• _TASK STATEMENT_: What is the number of lines in these records that hold the word "data"? Reply with that number alone.

• _MATERIAL SHOWN_:

---

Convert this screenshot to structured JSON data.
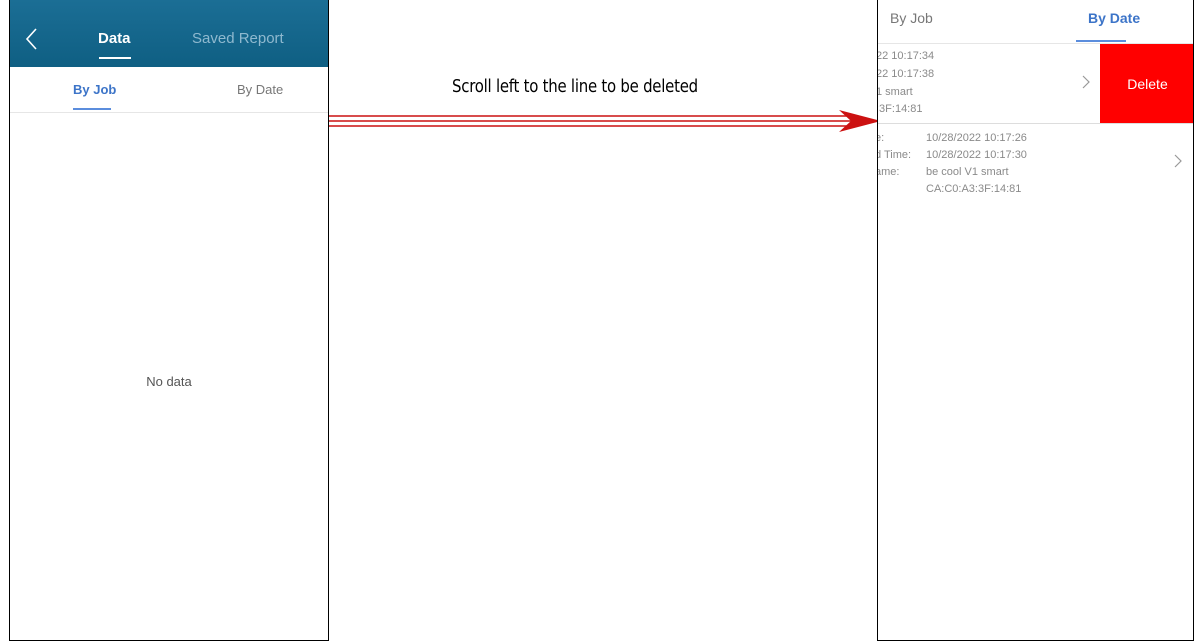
{
  "left_screen": {
    "header_tabs": {
      "data": "Data",
      "saved_report": "Saved Report"
    },
    "sub_tabs": {
      "by_job": "By Job",
      "by_date": "By Date"
    },
    "empty_message": "No data"
  },
  "instruction": "Scroll left to the line to be deleted",
  "right_screen": {
    "tabs": {
      "by_job": "By Job",
      "by_date": "By Date"
    },
    "record1": {
      "lines": [
        "22 10:17:34",
        "22 10:17:38",
        "1 smart",
        ":3F:14:81"
      ]
    },
    "delete_label": "Delete",
    "record2": {
      "labels": [
        "e:",
        "d Time:",
        "ame:"
      ],
      "values": [
        "10/28/2022 10:17:26",
        "10/28/2022 10:17:30",
        "be cool V1 smart",
        "CA:C0:A3:3F:14:81"
      ]
    }
  },
  "colors": {
    "header": "#0f5f83",
    "accent": "#3c74c8",
    "delete": "#ff0000",
    "arrow": "#cc1111"
  },
  "icons": {
    "back": "chevron-left-icon",
    "row": "chevron-right-icon"
  }
}
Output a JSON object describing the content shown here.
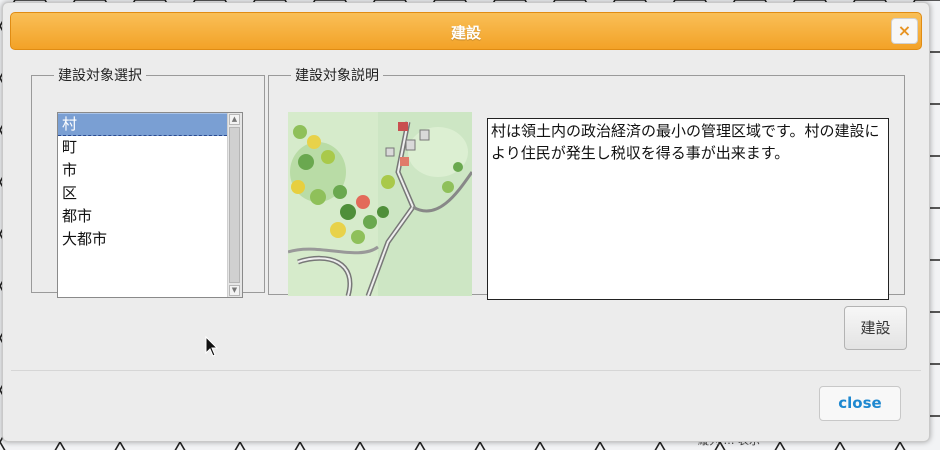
{
  "dialog": {
    "title": "建設",
    "close_icon": "×",
    "close_label": "close",
    "build_label": "建設"
  },
  "selection": {
    "legend": "建設対象選択",
    "items": [
      "村",
      "町",
      "市",
      "区",
      "都市",
      "大都市"
    ],
    "selected": "村"
  },
  "detail": {
    "legend": "建設対象説明",
    "description": "村は領土内の政治経済の最小の管理区域です。村の建設により住民が発生し税収を得る事が出来ます。"
  },
  "background": {
    "text": "縦列 … 表示"
  },
  "colors": {
    "title_bar": "#f3a227",
    "selected_item": "#7a9fd3",
    "close_text": "#1e88d0"
  }
}
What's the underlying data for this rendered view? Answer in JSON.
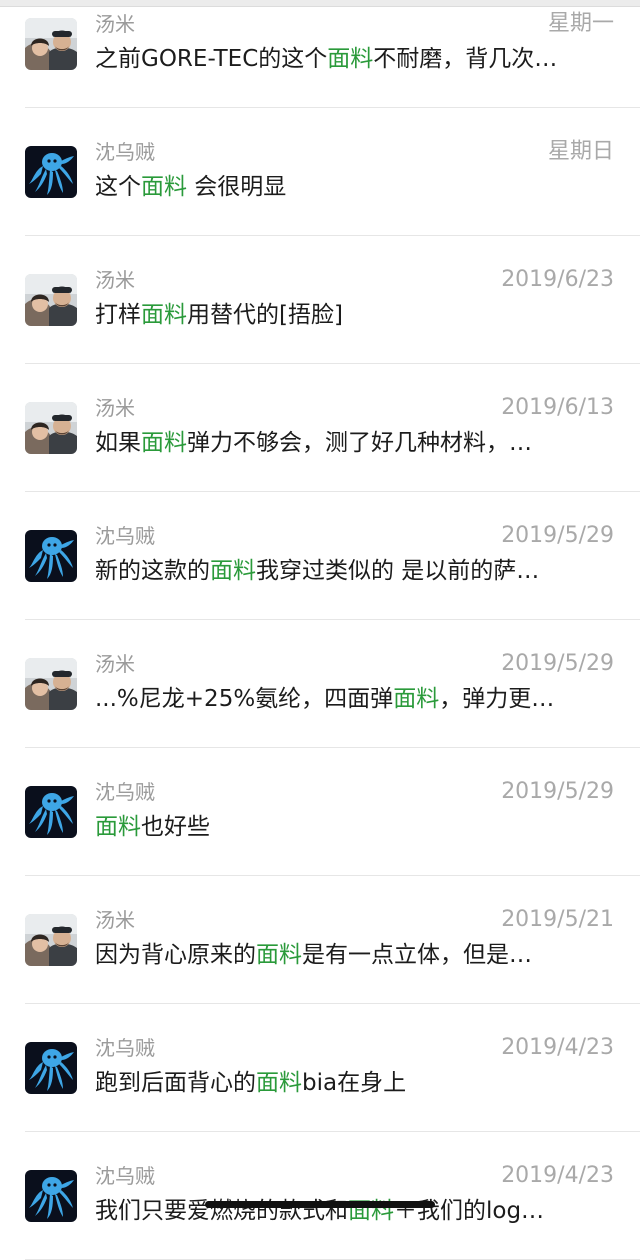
{
  "colors": {
    "highlight": "#2a9a3a",
    "name": "#9b9b9b",
    "date": "#a9a9a9",
    "text": "#1c1c1c",
    "divider": "#e6e6e6"
  },
  "messages": [
    {
      "sender": "汤米",
      "avatar": "couple-photo-avatar",
      "date": "星期一",
      "parts": [
        {
          "t": "之前GORE-TEC的这个",
          "hl": false
        },
        {
          "t": "面料",
          "hl": true
        },
        {
          "t": "不耐磨，背几次…",
          "hl": false
        }
      ]
    },
    {
      "sender": "沈乌贼",
      "avatar": "octopus-avatar",
      "date": "星期日",
      "parts": [
        {
          "t": "这个",
          "hl": false
        },
        {
          "t": "面料",
          "hl": true
        },
        {
          "t": " 会很明显",
          "hl": false
        }
      ]
    },
    {
      "sender": "汤米",
      "avatar": "couple-photo-avatar",
      "date": "2019/6/23",
      "parts": [
        {
          "t": "打样",
          "hl": false
        },
        {
          "t": "面料",
          "hl": true
        },
        {
          "t": "用替代的[捂脸]",
          "hl": false
        }
      ]
    },
    {
      "sender": "汤米",
      "avatar": "couple-photo-avatar",
      "date": "2019/6/13",
      "parts": [
        {
          "t": "如果",
          "hl": false
        },
        {
          "t": "面料",
          "hl": true
        },
        {
          "t": "弹力不够会，测了好几种材料，…",
          "hl": false
        }
      ]
    },
    {
      "sender": "沈乌贼",
      "avatar": "octopus-avatar",
      "date": "2019/5/29",
      "parts": [
        {
          "t": "新的这款的",
          "hl": false
        },
        {
          "t": "面料",
          "hl": true
        },
        {
          "t": "我穿过类似的 是以前的萨…",
          "hl": false
        }
      ]
    },
    {
      "sender": "汤米",
      "avatar": "couple-photo-avatar",
      "date": "2019/5/29",
      "parts": [
        {
          "t": "...%尼龙+25%氨纶，四面弹",
          "hl": false
        },
        {
          "t": "面料",
          "hl": true
        },
        {
          "t": "，弹力更…",
          "hl": false
        }
      ]
    },
    {
      "sender": "沈乌贼",
      "avatar": "octopus-avatar",
      "date": "2019/5/29",
      "parts": [
        {
          "t": "面料",
          "hl": true
        },
        {
          "t": "也好些",
          "hl": false
        }
      ]
    },
    {
      "sender": "汤米",
      "avatar": "couple-photo-avatar",
      "date": "2019/5/21",
      "parts": [
        {
          "t": "因为背心原来的",
          "hl": false
        },
        {
          "t": "面料",
          "hl": true
        },
        {
          "t": "是有一点立体，但是…",
          "hl": false
        }
      ]
    },
    {
      "sender": "沈乌贼",
      "avatar": "octopus-avatar",
      "date": "2019/4/23",
      "parts": [
        {
          "t": "跑到后面背心的",
          "hl": false
        },
        {
          "t": "面料",
          "hl": true
        },
        {
          "t": "bia在身上",
          "hl": false
        }
      ]
    },
    {
      "sender": "沈乌贼",
      "avatar": "octopus-avatar",
      "date": "2019/4/23",
      "parts": [
        {
          "t": "我们只要爱燃烧的款式和",
          "hl": false
        },
        {
          "t": "面料",
          "hl": true
        },
        {
          "t": "＋我们的log…",
          "hl": false
        }
      ]
    }
  ]
}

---

• _RESULT BELOW_: 4